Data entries
:::

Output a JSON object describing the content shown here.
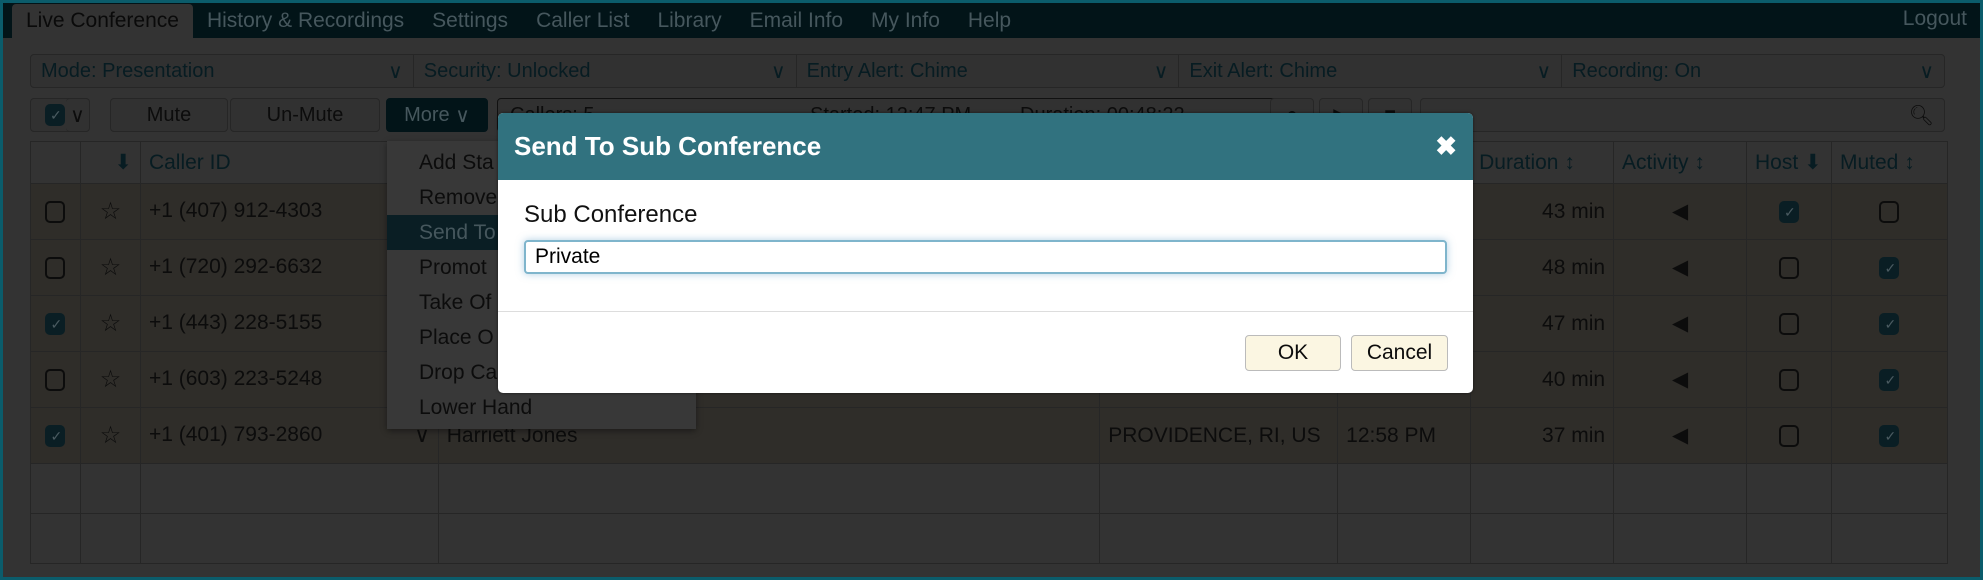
{
  "tabs": [
    "Live Conference",
    "History & Recordings",
    "Settings",
    "Caller List",
    "Library",
    "Email Info",
    "My Info",
    "Help"
  ],
  "logout": "Logout",
  "dropdowns": [
    "Mode: Presentation",
    "Security: Unlocked",
    "Entry Alert: Chime",
    "Exit Alert: Chime",
    "Recording: On"
  ],
  "toolbar": {
    "mute": "Mute",
    "unmute": "Un-Mute",
    "more": "More",
    "callers": "Callers: 5",
    "started": "Started: 12:47 PM",
    "duration": "Duration: 00:48:22"
  },
  "table": {
    "headers": {
      "caller_id": "Caller ID",
      "duration": "Duration",
      "activity": "Activity",
      "host": "Host",
      "muted": "Muted"
    },
    "rows": [
      {
        "checked": false,
        "caller_id": "+1 (407) 912-4303",
        "name": "",
        "location": "",
        "time": "",
        "duration": "43 min",
        "host": true,
        "muted": false
      },
      {
        "checked": false,
        "caller_id": "+1 (720) 292-6632",
        "name": "",
        "location": "",
        "time": "",
        "duration": "48 min",
        "host": false,
        "muted": true
      },
      {
        "checked": true,
        "caller_id": "+1 (443) 228-5155",
        "name": "",
        "location": "",
        "time": "",
        "duration": "47 min",
        "host": false,
        "muted": true
      },
      {
        "checked": false,
        "caller_id": "+1 (603) 223-5248",
        "name": "",
        "location": "",
        "time": "",
        "duration": "40 min",
        "host": false,
        "muted": true
      },
      {
        "checked": true,
        "caller_id": "+1 (401) 793-2860",
        "name": "Harriett Jones",
        "location": "PROVIDENCE, RI, US",
        "time": "12:58 PM",
        "duration": "37 min",
        "host": false,
        "muted": true
      }
    ]
  },
  "menu": [
    "Add Sta",
    "Remove",
    "Send To",
    "Promot",
    "Take Of",
    "Place O",
    "Drop Ca",
    "Lower Hand"
  ],
  "dialog": {
    "title": "Send To Sub Conference",
    "label": "Sub Conference",
    "value": "Private",
    "ok": "OK",
    "cancel": "Cancel"
  },
  "colors": {
    "brand": "#0b6478",
    "dialog_header": "#31727f"
  }
}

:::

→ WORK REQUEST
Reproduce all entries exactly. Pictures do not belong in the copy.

→ EXERCISE RESULT
Output a JSON object describing the content shown here.
{
  "tabs": [
    "Live Conference",
    "History & Recordings",
    "Settings",
    "Caller List",
    "Library",
    "Email Info",
    "My Info",
    "Help"
  ],
  "logout": "Logout",
  "dropdowns": [
    "Mode: Presentation",
    "Security: Unlocked",
    "Entry Alert: Chime",
    "Exit Alert: Chime",
    "Recording: On"
  ],
  "toolbar": {
    "mute": "Mute",
    "unmute": "Un-Mute",
    "more": "More",
    "callers": "Callers: 5",
    "started": "Started: 12:47 PM",
    "duration": "Duration: 00:48:22"
  },
  "table": {
    "headers": {
      "caller_id": "Caller ID",
      "duration": "Duration",
      "activity": "Activity",
      "host": "Host",
      "muted": "Muted"
    },
    "rows": [
      {
        "checked": false,
        "caller_id": "+1 (407) 912-4303",
        "name": "",
        "location": "",
        "time": "",
        "duration": "43 min",
        "host": true,
        "muted": false
      },
      {
        "checked": false,
        "caller_id": "+1 (720) 292-6632",
        "name": "",
        "location": "",
        "time": "",
        "duration": "48 min",
        "host": false,
        "muted": true
      },
      {
        "checked": true,
        "caller_id": "+1 (443) 228-5155",
        "name": "",
        "location": "",
        "time": "",
        "duration": "47 min",
        "host": false,
        "muted": true
      },
      {
        "checked": false,
        "caller_id": "+1 (603) 223-5248",
        "name": "",
        "location": "",
        "time": "",
        "duration": "40 min",
        "host": false,
        "muted": true
      },
      {
        "checked": true,
        "caller_id": "+1 (401) 793-2860",
        "name": "Harriett Jones",
        "location": "PROVIDENCE, RI, US",
        "time": "12:58 PM",
        "duration": "37 min",
        "host": false,
        "muted": true
      }
    ]
  },
  "menu": [
    "Add Sta",
    "Remove",
    "Send To",
    "Promot",
    "Take Of",
    "Place O",
    "Drop Ca",
    "Lower Hand"
  ],
  "dialog": {
    "title": "Send To Sub Conference",
    "label": "Sub Conference",
    "value": "Private",
    "ok": "OK",
    "cancel": "Cancel"
  },
  "colors": {
    "brand": "#0b6478",
    "dialog_header": "#31727f"
  }
}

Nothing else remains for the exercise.